* Your task *
Each entry below is to be reproduced exactly, though any pictures it holds must be omitted.

*** Opening of Given entries ***

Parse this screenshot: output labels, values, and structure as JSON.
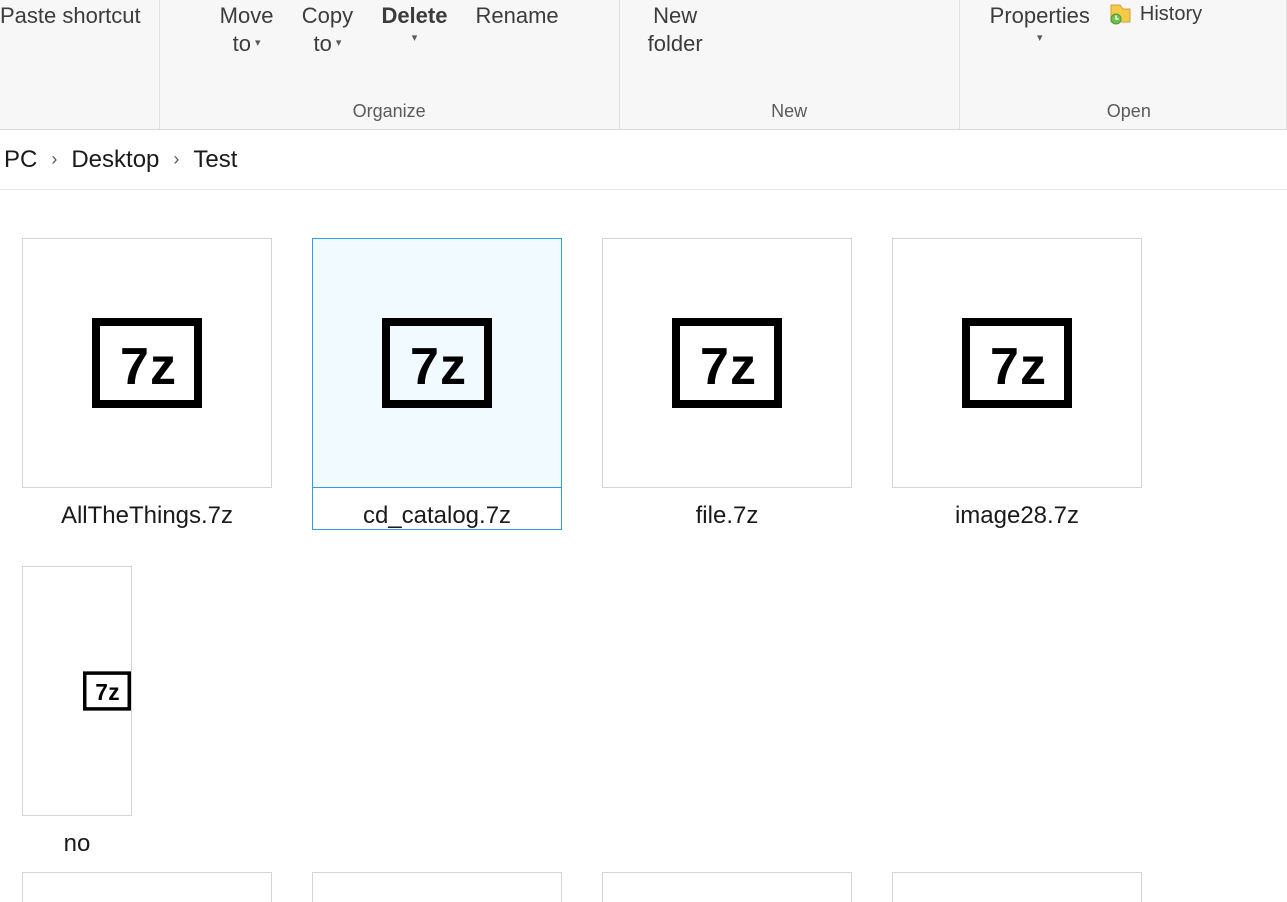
{
  "ribbon": {
    "clipboard": {
      "paste_shortcut": "Paste shortcut"
    },
    "organize": {
      "label": "Organize",
      "move_to_l1": "Move",
      "move_to_l2": "to",
      "copy_to_l1": "Copy",
      "copy_to_l2": "to",
      "delete": "Delete",
      "rename": "Rename"
    },
    "new": {
      "label": "New",
      "new_folder_l1": "New",
      "new_folder_l2": "folder"
    },
    "open": {
      "label": "Open",
      "properties": "Properties",
      "history": "History"
    }
  },
  "breadcrumb": {
    "root": "PC",
    "seg1": "Desktop",
    "seg2": "Test"
  },
  "files": {
    "f0": "AllTheThings.7z",
    "f1": "cd_catalog.7z",
    "f2": "file.7z",
    "f3": "image28.7z",
    "f4": "no"
  }
}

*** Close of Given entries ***

* Response to this task *
Parse this screenshot: output labels, values, and structure as JSON.
{
  "ribbon": {
    "clipboard": {
      "paste_shortcut": "Paste shortcut"
    },
    "organize": {
      "label": "Organize",
      "move_to_l1": "Move",
      "move_to_l2": "to",
      "copy_to_l1": "Copy",
      "copy_to_l2": "to",
      "delete": "Delete",
      "rename": "Rename"
    },
    "new": {
      "label": "New",
      "new_folder_l1": "New",
      "new_folder_l2": "folder"
    },
    "open": {
      "label": "Open",
      "properties": "Properties",
      "history": "History"
    }
  },
  "breadcrumb": {
    "root": "PC",
    "seg1": "Desktop",
    "seg2": "Test"
  },
  "files": {
    "f0": "AllTheThings.7z",
    "f1": "cd_catalog.7z",
    "f2": "file.7z",
    "f3": "image28.7z",
    "f4": "no"
  }
}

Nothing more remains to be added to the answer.